A spectroscope relies on separating light into its component parts because of the information that can be obtained from examining the wider spectrum of colors that composes white light as it is reflected off an object. Such information can include elemental composition as well as how much of a particular element makes up the object that is being looked at.
The process by which atoms retain photons of light is called absorption. When atoms in a material absorb certain wavelengths of light photons, these photons are not reflected from the object. The spectrum of light that is being reflected from an object that is shown by a spectroscope will normally have bands of black lines dispersed throughout it. These black lines show what wavelength, or color, of light is being absorbed by the object in question. By observing where these black lines fall on the color spectrum that is being perceived through the spectroscope, one can discern what elements make up the object or material.
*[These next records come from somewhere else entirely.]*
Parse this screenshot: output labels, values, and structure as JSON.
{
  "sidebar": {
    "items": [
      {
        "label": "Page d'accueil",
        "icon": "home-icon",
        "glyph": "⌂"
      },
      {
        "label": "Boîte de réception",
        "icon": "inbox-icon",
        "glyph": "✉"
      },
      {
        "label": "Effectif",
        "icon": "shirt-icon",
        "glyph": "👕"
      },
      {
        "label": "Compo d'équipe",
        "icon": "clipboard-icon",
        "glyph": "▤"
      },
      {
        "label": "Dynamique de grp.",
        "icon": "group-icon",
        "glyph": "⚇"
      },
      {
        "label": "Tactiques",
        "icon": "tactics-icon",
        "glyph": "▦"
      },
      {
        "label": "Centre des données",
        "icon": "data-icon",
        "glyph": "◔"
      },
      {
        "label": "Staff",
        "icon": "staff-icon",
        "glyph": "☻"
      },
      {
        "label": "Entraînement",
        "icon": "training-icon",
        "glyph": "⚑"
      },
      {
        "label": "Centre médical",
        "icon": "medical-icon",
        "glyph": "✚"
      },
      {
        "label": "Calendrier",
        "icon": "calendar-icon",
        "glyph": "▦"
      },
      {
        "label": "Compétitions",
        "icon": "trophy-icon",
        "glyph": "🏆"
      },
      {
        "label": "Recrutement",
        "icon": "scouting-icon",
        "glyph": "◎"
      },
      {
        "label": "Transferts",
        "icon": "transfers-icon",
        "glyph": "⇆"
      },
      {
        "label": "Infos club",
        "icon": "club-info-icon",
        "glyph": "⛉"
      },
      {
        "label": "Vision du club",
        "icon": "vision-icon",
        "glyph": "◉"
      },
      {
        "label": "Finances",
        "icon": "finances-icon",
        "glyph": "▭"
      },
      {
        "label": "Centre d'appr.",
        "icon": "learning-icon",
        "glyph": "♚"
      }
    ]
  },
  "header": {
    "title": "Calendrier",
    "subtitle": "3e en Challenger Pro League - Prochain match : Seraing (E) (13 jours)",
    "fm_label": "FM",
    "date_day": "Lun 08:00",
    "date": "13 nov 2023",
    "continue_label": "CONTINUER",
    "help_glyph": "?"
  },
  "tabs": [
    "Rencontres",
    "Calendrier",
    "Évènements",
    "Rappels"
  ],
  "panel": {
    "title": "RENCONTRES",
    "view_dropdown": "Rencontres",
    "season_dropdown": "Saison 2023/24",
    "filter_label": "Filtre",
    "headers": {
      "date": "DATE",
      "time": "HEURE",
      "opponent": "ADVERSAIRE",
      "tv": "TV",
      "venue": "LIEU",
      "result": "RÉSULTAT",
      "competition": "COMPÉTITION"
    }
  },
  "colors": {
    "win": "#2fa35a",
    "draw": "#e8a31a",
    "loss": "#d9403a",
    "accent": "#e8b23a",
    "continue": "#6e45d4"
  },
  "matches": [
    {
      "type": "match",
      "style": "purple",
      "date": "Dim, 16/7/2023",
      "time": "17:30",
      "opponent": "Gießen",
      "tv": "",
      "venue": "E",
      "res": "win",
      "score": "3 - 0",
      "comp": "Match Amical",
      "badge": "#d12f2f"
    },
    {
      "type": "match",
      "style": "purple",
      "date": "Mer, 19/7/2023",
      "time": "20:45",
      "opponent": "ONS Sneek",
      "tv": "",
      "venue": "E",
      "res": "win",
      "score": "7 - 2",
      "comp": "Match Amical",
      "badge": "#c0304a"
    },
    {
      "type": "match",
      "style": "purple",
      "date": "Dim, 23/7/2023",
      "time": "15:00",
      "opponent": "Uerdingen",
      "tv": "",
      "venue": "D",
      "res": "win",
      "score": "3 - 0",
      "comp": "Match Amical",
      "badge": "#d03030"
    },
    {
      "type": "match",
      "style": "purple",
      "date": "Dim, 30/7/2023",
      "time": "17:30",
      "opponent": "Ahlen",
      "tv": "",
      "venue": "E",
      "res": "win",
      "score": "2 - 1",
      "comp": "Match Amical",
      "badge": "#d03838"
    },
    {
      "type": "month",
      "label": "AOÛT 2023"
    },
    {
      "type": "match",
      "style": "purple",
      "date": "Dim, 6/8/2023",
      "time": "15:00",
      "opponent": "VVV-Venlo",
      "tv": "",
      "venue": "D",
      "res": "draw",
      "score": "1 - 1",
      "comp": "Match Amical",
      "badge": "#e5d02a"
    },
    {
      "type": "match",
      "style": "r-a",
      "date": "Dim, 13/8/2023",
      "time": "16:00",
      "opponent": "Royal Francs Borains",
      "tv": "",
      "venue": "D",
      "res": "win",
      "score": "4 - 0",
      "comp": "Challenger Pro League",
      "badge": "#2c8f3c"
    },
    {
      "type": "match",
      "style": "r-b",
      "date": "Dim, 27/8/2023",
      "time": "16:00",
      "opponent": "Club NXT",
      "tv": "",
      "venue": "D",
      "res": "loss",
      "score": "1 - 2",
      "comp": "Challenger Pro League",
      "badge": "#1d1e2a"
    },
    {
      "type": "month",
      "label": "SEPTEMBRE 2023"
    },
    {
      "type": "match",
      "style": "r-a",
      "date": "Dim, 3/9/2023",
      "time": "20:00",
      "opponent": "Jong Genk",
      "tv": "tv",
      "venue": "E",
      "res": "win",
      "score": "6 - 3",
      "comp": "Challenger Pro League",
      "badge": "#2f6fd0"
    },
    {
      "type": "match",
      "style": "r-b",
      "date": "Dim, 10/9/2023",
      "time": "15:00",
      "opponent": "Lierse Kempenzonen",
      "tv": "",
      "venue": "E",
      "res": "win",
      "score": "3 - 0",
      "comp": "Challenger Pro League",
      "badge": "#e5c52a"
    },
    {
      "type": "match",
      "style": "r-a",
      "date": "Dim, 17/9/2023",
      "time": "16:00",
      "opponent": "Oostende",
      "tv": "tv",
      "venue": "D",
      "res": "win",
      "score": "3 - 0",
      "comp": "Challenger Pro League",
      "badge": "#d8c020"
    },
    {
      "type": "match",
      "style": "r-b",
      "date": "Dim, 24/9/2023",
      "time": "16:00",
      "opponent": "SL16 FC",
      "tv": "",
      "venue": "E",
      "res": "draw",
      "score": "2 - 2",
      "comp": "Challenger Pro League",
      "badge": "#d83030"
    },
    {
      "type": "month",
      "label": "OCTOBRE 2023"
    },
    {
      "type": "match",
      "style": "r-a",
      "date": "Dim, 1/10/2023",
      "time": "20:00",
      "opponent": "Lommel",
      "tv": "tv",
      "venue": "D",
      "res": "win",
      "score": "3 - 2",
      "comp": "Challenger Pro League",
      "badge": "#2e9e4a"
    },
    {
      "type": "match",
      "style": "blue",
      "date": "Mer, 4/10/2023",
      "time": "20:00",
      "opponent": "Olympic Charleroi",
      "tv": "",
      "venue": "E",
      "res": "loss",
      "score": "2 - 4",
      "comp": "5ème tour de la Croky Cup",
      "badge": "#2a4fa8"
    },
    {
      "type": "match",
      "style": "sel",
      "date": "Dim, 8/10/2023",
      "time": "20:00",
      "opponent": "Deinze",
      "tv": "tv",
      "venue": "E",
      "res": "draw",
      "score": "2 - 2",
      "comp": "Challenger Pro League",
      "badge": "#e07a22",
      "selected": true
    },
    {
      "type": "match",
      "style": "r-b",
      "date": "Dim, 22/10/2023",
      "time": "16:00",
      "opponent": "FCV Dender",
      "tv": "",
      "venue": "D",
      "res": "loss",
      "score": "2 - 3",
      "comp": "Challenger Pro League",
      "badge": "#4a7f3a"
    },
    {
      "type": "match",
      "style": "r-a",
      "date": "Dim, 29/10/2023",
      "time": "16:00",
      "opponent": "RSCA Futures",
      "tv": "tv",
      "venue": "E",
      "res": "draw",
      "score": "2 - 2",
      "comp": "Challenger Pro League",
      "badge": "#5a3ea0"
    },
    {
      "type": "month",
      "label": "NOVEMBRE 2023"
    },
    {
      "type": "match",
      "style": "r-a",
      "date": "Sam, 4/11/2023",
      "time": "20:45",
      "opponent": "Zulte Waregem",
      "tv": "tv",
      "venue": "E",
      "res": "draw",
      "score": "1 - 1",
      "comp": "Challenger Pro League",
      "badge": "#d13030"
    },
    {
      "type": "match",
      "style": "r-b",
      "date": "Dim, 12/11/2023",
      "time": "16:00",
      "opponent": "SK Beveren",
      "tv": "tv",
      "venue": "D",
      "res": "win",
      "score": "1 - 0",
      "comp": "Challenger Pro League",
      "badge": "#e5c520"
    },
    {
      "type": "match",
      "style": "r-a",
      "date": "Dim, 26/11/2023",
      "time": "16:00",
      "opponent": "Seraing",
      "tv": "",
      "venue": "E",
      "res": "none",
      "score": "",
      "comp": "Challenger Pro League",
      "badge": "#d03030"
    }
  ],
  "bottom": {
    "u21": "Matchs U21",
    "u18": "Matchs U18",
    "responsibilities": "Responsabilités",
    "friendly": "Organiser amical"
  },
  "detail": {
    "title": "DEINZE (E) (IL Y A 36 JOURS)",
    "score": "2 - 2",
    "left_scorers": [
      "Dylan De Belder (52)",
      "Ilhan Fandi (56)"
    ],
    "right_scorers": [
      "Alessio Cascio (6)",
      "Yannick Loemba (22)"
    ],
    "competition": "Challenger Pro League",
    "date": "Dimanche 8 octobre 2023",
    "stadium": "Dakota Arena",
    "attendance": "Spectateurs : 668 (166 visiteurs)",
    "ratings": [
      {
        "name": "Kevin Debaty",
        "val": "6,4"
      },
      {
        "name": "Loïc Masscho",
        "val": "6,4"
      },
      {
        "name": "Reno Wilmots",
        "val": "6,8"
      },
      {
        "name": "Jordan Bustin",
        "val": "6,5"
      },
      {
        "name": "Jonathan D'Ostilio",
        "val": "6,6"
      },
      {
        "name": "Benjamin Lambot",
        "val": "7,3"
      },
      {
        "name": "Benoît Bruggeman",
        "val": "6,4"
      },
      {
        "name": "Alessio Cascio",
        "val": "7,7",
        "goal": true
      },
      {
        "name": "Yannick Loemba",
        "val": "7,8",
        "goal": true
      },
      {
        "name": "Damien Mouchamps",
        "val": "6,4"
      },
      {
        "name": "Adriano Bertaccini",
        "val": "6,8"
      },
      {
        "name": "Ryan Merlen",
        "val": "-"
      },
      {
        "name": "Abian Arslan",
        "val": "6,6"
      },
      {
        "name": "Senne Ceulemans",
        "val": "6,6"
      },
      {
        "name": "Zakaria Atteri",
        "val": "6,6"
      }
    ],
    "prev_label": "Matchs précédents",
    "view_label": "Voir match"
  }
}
This process is especially useful when investigating stars in our galaxy. By looking at a star through a spectroscope and analyzing the black bands that fall on the spectrum of light being emitted, scientists can accurately determine what elements the star is composed of.